Multi-cone speakers can work very well- many systems use a "2 and a half way" design, where the main mid/bass driver is complemented by additional bass drivers, usually in a separate enclosure within the cabinet. These extra drivers don't do mids, but just help out at low frequencies. The results can be very good (i.e the RX8s...), but the design is more complex, requiring more crossover components and, if poorly executed, can be a bit dodgy (I used to own some Acoustic Energy Aegis 3s- great mid/top end, but the second bass driver merely added slow, excessive thwomp to an otherwise good sound).
Bear in mind that you get what you pay for- a £500 pair of 'normal' 2-way speakers will have better quality drive units than a £500 pair with multiple drivers- and the extra simplicity of the cabinet and crossover design will often give a more natural sound. I've often found multi-driver designs to sound like they're trying too hard.

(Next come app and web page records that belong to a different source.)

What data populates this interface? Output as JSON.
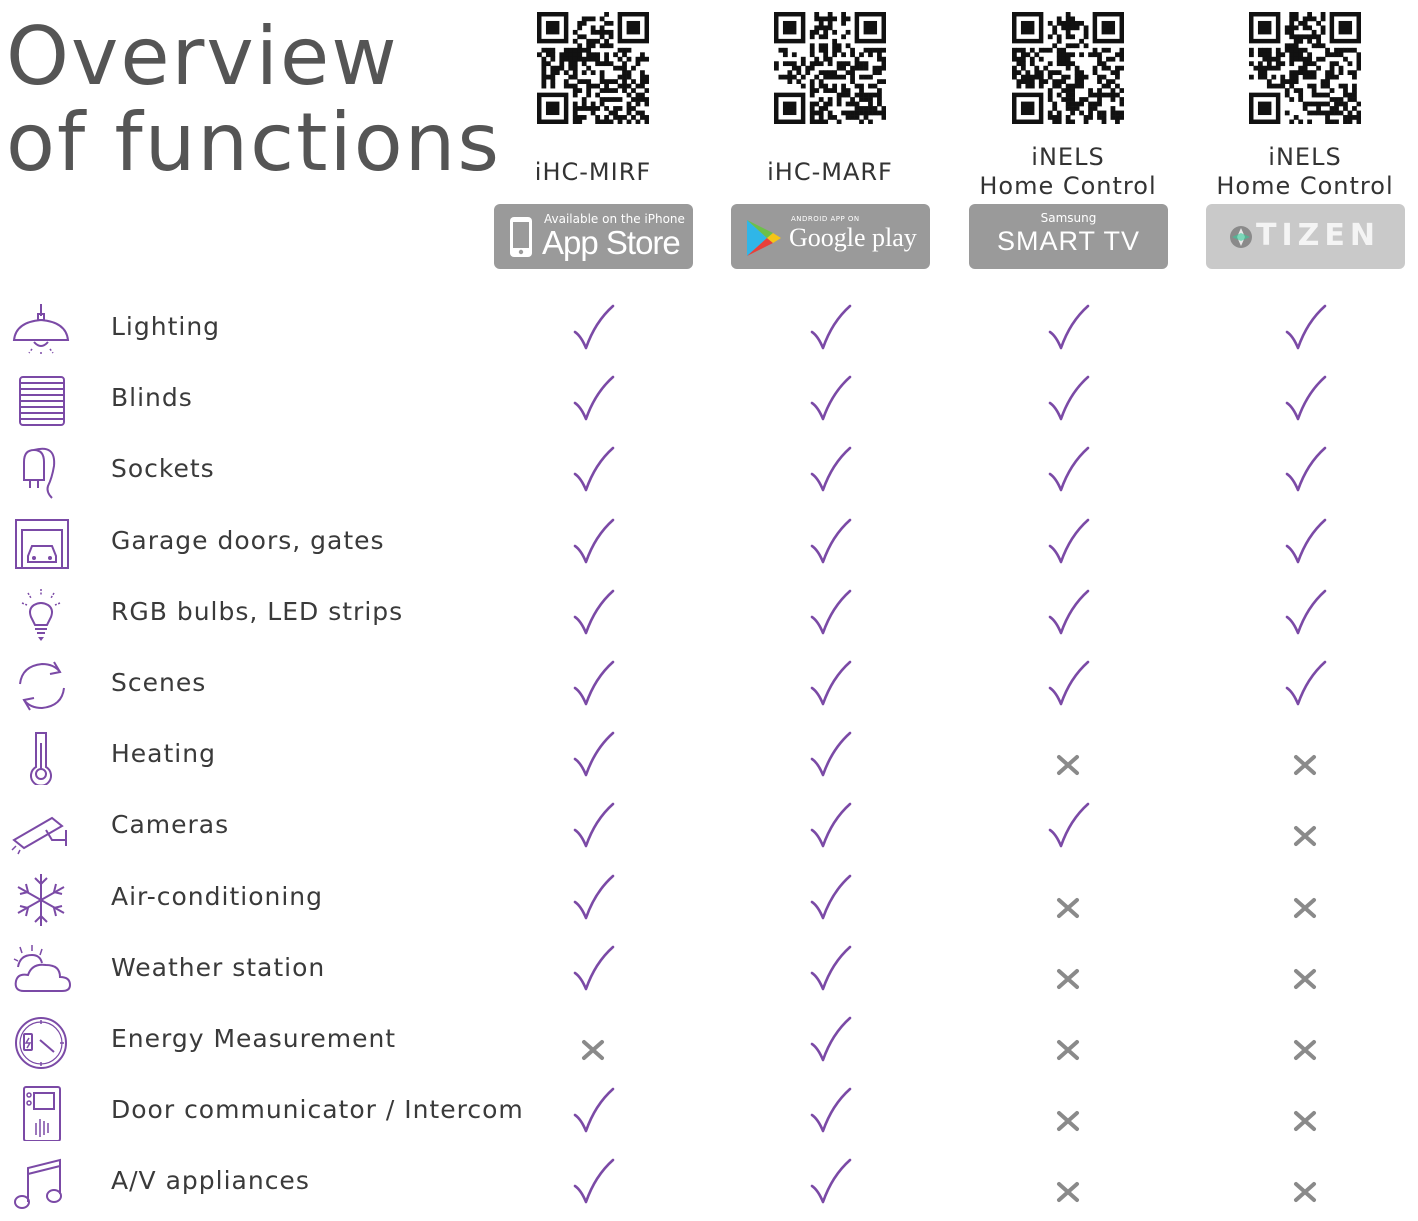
{
  "title": {
    "line1": "Overview",
    "line2": "of functions"
  },
  "columns": [
    {
      "name_lines": [
        "iHC-MIRF"
      ],
      "badge": {
        "small": "Available on the iPhone",
        "big": "App Store",
        "icon": "iphone-icon"
      }
    },
    {
      "name_lines": [
        "iHC-MARF"
      ],
      "badge": {
        "small": "ANDROID APP ON",
        "big": "Google play",
        "icon": "google-play-icon"
      }
    },
    {
      "name_lines": [
        "iNELS",
        "Home Control"
      ],
      "badge": {
        "small": "Samsung",
        "big": "SMART TV",
        "icon": "samsung-smart-tv-logo"
      }
    },
    {
      "name_lines": [
        "iNELS",
        "Home Control"
      ],
      "badge": {
        "small": "",
        "big": "TIZEN",
        "icon": "tizen-logo"
      }
    }
  ],
  "colors": {
    "accent": "#7b4aa6",
    "cross": "#8a8a8a",
    "badge_dark": "#9a9a9a",
    "badge_light": "#c9c9c9"
  },
  "rows": [
    {
      "label": "Lighting",
      "icon": "ceiling-lamp-icon",
      "support": [
        true,
        true,
        true,
        true
      ]
    },
    {
      "label": "Blinds",
      "icon": "blinds-icon",
      "support": [
        true,
        true,
        true,
        true
      ]
    },
    {
      "label": "Sockets",
      "icon": "plug-icon",
      "support": [
        true,
        true,
        true,
        true
      ]
    },
    {
      "label": "Garage doors, gates",
      "icon": "garage-icon",
      "support": [
        true,
        true,
        true,
        true
      ]
    },
    {
      "label": "RGB bulbs, LED strips",
      "icon": "bulb-icon",
      "support": [
        true,
        true,
        true,
        true
      ]
    },
    {
      "label": "Scenes",
      "icon": "scenes-icon",
      "support": [
        true,
        true,
        true,
        true
      ]
    },
    {
      "label": "Heating",
      "icon": "thermometer-icon",
      "support": [
        true,
        true,
        false,
        false
      ]
    },
    {
      "label": "Cameras",
      "icon": "camera-icon",
      "support": [
        true,
        true,
        true,
        false
      ]
    },
    {
      "label": "Air-conditioning",
      "icon": "snowflake-icon",
      "support": [
        true,
        true,
        false,
        false
      ]
    },
    {
      "label": "Weather station",
      "icon": "weather-icon",
      "support": [
        true,
        true,
        false,
        false
      ]
    },
    {
      "label": "Energy Measurement",
      "icon": "energy-meter-icon",
      "support": [
        false,
        true,
        false,
        false
      ]
    },
    {
      "label": "Door communicator / Intercom",
      "icon": "intercom-icon",
      "support": [
        true,
        true,
        false,
        false
      ]
    },
    {
      "label": "A/V appliances",
      "icon": "music-note-icon",
      "support": [
        true,
        true,
        false,
        false
      ]
    }
  ]
}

The main advantages are extra power handling and lower bass from compact cabinets (adding extra bass units lowers the LF response typically by 10Hz per extra unit- but only as far down as the unit's resonant frequency), and also the percieved image of more/bigger being better.
So to sum up, you should choose the best speakers for you, regardless of how many drivers they have...!